>>>>>
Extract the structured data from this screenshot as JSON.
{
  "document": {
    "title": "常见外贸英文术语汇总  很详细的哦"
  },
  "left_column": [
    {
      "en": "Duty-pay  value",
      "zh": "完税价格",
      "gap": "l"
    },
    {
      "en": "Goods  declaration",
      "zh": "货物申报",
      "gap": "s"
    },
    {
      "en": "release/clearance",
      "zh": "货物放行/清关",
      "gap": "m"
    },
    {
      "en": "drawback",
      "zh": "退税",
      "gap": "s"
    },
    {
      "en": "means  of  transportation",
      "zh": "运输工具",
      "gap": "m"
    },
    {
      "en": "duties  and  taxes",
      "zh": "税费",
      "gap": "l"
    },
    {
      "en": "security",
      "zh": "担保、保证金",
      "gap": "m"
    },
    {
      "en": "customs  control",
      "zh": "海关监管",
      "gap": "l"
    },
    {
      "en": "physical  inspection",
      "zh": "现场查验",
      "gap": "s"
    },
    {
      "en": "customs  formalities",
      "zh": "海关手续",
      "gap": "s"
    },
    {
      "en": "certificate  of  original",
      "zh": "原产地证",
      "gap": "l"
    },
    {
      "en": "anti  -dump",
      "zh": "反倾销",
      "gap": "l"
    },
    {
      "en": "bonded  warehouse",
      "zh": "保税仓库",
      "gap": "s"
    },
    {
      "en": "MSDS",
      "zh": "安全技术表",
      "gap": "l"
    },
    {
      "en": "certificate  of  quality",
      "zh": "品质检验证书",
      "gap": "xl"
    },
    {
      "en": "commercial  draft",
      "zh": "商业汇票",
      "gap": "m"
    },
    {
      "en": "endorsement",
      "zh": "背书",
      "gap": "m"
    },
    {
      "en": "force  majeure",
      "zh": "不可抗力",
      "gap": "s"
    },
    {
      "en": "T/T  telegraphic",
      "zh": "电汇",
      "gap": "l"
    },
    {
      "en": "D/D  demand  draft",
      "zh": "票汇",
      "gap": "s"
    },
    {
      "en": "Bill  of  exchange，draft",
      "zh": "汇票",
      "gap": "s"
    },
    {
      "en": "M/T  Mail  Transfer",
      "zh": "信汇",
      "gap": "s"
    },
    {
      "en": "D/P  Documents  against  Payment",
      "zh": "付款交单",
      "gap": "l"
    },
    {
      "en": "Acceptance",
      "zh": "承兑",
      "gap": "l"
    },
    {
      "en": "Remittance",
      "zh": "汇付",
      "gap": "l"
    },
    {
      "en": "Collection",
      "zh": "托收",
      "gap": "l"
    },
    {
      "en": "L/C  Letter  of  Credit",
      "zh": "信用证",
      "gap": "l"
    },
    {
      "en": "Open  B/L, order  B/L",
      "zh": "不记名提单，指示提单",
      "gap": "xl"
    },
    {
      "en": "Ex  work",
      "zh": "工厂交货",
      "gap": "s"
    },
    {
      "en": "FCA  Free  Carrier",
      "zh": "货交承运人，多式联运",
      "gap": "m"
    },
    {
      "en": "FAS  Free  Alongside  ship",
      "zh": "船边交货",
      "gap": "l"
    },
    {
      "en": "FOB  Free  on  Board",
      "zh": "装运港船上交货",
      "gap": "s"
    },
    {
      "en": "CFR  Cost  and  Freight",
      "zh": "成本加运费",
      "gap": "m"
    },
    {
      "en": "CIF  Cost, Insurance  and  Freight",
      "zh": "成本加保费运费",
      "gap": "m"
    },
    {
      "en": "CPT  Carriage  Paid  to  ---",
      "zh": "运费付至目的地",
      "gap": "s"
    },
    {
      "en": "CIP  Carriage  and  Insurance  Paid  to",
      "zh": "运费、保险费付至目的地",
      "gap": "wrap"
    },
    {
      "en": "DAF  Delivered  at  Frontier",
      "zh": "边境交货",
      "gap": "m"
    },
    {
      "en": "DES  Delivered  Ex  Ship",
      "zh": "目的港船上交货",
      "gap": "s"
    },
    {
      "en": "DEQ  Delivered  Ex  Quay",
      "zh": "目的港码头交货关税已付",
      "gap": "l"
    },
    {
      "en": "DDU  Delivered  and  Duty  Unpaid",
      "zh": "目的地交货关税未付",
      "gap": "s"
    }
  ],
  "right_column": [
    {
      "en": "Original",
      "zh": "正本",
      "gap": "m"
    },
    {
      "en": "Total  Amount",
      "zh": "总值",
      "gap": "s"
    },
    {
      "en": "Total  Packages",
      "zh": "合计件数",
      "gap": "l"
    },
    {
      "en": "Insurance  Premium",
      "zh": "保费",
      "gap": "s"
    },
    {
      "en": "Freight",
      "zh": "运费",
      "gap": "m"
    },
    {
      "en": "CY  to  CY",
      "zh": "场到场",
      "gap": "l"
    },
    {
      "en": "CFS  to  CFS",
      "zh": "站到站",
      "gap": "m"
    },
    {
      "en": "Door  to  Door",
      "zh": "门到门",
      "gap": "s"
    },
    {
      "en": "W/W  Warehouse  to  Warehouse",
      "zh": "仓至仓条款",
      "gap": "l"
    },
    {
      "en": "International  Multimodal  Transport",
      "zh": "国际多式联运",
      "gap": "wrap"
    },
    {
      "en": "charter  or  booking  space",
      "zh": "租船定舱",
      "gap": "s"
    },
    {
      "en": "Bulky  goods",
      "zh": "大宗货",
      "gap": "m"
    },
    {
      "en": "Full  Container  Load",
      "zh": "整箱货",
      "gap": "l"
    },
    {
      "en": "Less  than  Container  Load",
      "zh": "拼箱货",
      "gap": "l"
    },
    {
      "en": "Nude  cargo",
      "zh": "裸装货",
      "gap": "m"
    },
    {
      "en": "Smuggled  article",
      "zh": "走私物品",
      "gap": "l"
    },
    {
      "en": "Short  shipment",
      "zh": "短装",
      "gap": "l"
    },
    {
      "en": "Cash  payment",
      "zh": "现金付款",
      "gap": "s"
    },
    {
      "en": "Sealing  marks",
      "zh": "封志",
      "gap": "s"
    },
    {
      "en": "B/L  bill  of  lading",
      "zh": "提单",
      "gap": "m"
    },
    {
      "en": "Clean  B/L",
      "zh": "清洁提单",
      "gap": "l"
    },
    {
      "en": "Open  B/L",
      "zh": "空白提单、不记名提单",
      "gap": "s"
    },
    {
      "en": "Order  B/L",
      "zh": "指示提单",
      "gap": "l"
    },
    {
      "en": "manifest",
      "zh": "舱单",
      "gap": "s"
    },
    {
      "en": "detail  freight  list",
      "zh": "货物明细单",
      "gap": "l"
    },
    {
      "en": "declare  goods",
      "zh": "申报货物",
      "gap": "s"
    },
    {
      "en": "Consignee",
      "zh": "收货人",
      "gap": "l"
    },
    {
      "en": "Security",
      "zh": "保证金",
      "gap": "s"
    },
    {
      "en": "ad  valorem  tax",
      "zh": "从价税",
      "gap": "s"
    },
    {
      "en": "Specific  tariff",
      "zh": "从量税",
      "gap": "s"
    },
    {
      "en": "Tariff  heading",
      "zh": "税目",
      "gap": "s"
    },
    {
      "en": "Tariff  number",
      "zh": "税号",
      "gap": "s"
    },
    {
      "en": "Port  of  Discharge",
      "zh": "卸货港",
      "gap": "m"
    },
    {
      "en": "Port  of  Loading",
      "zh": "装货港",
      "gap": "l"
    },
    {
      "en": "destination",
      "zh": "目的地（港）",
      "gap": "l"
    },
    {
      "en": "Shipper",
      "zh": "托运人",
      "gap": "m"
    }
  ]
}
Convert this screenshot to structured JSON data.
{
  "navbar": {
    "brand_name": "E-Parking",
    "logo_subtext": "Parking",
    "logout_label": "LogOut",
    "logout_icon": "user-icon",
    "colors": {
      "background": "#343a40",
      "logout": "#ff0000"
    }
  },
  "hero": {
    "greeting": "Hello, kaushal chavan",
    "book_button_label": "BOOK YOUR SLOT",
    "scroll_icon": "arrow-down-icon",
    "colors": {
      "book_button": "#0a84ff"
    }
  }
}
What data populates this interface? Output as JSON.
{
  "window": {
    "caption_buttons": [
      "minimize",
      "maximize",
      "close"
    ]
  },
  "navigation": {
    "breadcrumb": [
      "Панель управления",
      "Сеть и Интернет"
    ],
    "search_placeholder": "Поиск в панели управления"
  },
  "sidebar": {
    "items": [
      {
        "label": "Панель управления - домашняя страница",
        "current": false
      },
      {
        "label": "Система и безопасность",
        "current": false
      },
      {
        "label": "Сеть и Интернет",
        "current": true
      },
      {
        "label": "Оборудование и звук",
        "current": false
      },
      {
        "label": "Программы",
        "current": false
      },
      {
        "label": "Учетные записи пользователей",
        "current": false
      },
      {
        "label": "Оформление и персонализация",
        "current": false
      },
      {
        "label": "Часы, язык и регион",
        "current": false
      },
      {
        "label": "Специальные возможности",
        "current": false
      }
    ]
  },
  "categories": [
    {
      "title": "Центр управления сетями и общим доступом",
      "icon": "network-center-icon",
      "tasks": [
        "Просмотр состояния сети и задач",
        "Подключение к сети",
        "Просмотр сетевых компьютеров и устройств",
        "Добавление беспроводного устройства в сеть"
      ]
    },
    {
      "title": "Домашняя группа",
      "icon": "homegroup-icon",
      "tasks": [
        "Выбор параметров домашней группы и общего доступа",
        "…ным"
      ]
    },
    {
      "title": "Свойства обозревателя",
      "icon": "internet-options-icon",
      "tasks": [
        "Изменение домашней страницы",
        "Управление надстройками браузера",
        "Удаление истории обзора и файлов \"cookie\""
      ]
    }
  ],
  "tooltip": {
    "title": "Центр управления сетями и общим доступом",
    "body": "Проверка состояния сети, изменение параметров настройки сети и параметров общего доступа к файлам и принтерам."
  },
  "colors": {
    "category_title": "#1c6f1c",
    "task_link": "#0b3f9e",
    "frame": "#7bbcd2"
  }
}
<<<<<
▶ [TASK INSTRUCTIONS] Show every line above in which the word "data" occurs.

▶ [RESPONSE BELOW]
Extract the structured data from this screenshot as JSON.
Convert this screenshot to structured JSON data.
What data populates this interface? Output as JSON.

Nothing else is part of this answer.